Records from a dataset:

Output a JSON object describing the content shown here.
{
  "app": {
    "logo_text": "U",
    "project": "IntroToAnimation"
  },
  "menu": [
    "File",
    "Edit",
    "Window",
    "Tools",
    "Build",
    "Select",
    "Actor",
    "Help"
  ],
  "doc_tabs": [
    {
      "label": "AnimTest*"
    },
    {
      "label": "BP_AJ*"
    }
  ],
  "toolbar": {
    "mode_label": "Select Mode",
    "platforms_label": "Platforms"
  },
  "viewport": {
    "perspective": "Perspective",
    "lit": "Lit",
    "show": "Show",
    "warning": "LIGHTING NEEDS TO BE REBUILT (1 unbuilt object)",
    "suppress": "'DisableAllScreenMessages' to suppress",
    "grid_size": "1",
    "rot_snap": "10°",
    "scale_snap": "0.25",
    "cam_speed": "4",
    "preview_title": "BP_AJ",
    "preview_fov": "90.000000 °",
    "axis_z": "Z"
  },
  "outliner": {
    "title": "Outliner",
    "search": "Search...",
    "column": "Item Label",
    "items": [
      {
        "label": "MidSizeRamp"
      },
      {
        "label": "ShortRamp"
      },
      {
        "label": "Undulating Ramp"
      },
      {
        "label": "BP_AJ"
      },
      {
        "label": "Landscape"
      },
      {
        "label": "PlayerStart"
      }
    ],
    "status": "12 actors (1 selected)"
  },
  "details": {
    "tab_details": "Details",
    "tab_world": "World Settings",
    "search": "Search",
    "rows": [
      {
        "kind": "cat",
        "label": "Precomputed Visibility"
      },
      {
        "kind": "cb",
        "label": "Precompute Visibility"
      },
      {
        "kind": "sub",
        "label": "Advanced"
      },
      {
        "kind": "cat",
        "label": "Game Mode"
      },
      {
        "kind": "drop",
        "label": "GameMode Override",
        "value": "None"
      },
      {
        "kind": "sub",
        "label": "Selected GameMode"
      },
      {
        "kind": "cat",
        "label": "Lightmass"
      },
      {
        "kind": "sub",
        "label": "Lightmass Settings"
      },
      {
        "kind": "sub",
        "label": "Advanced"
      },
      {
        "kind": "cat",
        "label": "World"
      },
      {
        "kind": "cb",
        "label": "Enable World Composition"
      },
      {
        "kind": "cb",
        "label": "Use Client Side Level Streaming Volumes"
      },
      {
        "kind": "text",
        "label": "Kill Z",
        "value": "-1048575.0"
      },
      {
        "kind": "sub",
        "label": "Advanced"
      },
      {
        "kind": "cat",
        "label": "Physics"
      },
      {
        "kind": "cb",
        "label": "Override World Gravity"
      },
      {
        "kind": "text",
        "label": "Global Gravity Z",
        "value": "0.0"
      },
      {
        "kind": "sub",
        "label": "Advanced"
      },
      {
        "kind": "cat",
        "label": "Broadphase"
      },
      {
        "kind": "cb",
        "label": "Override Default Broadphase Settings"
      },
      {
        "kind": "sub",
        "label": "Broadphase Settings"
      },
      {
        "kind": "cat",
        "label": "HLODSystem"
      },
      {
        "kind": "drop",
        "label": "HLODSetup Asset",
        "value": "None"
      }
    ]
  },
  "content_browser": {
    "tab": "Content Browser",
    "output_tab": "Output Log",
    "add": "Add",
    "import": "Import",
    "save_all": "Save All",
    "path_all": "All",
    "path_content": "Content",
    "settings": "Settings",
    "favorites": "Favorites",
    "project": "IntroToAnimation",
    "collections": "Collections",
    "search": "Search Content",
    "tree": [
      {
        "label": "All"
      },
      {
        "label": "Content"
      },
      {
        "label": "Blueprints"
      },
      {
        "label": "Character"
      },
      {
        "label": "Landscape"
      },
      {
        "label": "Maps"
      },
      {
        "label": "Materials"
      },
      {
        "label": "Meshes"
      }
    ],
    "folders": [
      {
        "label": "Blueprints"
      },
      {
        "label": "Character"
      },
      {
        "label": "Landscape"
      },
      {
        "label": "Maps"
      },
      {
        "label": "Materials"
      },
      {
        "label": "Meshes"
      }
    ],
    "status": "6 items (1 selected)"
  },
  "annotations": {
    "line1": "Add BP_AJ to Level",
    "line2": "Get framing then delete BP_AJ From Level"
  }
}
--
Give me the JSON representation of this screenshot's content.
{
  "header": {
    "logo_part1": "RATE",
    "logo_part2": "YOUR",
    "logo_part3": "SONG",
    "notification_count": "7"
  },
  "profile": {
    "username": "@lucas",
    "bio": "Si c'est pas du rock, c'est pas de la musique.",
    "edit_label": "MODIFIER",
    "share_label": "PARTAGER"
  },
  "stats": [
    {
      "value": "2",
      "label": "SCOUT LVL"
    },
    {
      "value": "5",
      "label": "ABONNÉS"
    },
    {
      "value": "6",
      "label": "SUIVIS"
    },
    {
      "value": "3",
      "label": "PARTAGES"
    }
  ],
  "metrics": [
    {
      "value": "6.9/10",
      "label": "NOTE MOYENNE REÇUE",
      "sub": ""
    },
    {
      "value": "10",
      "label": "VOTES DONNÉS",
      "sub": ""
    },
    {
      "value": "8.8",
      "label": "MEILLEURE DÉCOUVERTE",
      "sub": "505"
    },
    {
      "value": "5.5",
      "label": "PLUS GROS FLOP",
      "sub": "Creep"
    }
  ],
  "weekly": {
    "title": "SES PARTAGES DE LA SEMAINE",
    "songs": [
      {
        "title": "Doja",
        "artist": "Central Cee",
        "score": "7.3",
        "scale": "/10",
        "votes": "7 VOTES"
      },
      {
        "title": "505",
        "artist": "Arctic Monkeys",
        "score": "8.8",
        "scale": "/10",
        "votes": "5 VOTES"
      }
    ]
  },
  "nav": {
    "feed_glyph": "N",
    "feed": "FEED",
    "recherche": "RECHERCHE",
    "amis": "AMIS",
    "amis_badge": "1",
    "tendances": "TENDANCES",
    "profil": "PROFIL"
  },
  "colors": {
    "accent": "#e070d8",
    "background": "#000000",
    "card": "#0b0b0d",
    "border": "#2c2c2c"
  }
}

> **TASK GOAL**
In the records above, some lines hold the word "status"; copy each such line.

> **RESULT OF THIS EXERCISE**
    "status": "12 actors (1 selected)"
    "status": "6 items (1 selected)"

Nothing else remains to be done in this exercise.